■ **RECORDS FOR THE TASK**:
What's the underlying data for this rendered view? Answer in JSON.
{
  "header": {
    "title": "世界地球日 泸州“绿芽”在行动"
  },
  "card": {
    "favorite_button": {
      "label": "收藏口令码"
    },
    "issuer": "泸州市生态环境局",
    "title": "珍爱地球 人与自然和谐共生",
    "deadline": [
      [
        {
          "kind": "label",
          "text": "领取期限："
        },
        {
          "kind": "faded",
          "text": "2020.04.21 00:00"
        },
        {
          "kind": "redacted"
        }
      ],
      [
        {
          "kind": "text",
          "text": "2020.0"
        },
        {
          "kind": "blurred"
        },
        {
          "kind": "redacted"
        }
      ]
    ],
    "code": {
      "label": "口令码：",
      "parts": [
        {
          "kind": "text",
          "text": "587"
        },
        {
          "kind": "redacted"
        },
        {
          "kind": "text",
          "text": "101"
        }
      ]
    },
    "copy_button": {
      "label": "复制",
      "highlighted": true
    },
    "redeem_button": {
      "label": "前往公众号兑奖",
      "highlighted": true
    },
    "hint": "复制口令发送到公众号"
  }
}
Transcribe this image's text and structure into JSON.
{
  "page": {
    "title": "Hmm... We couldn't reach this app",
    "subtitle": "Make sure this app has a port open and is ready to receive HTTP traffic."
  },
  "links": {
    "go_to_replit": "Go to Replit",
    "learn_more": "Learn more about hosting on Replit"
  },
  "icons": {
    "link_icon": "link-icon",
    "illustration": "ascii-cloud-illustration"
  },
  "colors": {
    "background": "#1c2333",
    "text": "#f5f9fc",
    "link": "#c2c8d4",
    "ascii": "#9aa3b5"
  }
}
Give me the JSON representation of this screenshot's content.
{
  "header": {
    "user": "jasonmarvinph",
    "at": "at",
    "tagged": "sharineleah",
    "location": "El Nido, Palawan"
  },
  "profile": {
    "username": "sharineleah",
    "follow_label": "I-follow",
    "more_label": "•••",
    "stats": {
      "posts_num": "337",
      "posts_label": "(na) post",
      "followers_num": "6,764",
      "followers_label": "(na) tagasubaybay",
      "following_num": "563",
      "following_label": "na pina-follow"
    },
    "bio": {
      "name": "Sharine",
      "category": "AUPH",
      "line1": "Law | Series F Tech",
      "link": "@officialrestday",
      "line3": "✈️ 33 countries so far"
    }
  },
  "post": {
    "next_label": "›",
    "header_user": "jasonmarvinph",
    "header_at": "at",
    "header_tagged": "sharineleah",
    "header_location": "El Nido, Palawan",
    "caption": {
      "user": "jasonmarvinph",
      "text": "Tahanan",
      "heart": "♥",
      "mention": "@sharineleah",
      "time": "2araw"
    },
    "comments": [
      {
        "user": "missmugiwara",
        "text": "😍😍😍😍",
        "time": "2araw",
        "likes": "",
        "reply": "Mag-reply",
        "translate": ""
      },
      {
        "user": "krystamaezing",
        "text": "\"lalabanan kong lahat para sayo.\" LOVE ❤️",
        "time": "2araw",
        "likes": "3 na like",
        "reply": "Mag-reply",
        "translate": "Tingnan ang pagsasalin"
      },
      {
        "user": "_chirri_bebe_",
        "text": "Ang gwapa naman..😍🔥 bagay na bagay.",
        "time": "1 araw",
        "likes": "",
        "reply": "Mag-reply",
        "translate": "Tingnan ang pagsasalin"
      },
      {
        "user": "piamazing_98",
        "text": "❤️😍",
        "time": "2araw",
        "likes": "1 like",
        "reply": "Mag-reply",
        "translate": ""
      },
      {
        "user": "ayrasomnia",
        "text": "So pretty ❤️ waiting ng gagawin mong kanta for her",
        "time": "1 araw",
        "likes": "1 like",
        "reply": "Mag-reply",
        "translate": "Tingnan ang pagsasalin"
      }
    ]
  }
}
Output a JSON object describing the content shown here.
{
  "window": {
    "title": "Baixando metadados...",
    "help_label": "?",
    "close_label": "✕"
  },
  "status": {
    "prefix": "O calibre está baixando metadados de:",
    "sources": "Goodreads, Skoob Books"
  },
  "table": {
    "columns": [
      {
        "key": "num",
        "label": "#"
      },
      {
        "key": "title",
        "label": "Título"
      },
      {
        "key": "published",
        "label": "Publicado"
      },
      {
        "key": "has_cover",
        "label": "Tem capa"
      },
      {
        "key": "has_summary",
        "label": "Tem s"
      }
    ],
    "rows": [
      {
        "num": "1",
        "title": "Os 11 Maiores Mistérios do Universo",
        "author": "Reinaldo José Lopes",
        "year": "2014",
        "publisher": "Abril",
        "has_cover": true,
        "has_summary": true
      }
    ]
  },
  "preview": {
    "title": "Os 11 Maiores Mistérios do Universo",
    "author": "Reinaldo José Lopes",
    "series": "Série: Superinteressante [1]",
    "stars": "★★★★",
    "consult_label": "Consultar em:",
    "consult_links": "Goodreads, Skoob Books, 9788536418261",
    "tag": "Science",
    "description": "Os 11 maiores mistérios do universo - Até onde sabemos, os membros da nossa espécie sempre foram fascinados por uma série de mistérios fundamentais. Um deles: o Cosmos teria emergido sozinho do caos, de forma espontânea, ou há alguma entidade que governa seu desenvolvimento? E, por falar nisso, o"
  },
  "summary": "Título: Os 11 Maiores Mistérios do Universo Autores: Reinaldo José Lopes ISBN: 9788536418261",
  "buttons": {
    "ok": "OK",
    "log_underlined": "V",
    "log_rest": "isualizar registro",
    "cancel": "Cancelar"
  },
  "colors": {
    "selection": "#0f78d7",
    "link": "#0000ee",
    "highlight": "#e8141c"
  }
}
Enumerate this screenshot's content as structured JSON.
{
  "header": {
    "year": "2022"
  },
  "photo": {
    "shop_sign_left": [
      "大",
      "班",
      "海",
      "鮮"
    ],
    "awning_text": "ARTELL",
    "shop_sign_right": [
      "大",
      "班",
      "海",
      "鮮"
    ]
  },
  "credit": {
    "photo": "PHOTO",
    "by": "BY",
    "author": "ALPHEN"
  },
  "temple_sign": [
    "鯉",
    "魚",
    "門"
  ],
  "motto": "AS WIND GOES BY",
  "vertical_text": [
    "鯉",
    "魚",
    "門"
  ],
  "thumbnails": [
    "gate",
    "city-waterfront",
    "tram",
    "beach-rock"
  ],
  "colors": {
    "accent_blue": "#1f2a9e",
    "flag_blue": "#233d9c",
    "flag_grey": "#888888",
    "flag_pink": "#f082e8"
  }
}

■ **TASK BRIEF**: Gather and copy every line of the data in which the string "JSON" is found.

■ **REPLY TO THE EXERCISE**:
What's the underlying data for this rendered view? Answer in JSON.
Transcribe this image's text and structure into JSON.
Give me the JSON representation of this screenshot's content.
Output a JSON object describing the content shown here.
Enumerate this screenshot's content as structured JSON.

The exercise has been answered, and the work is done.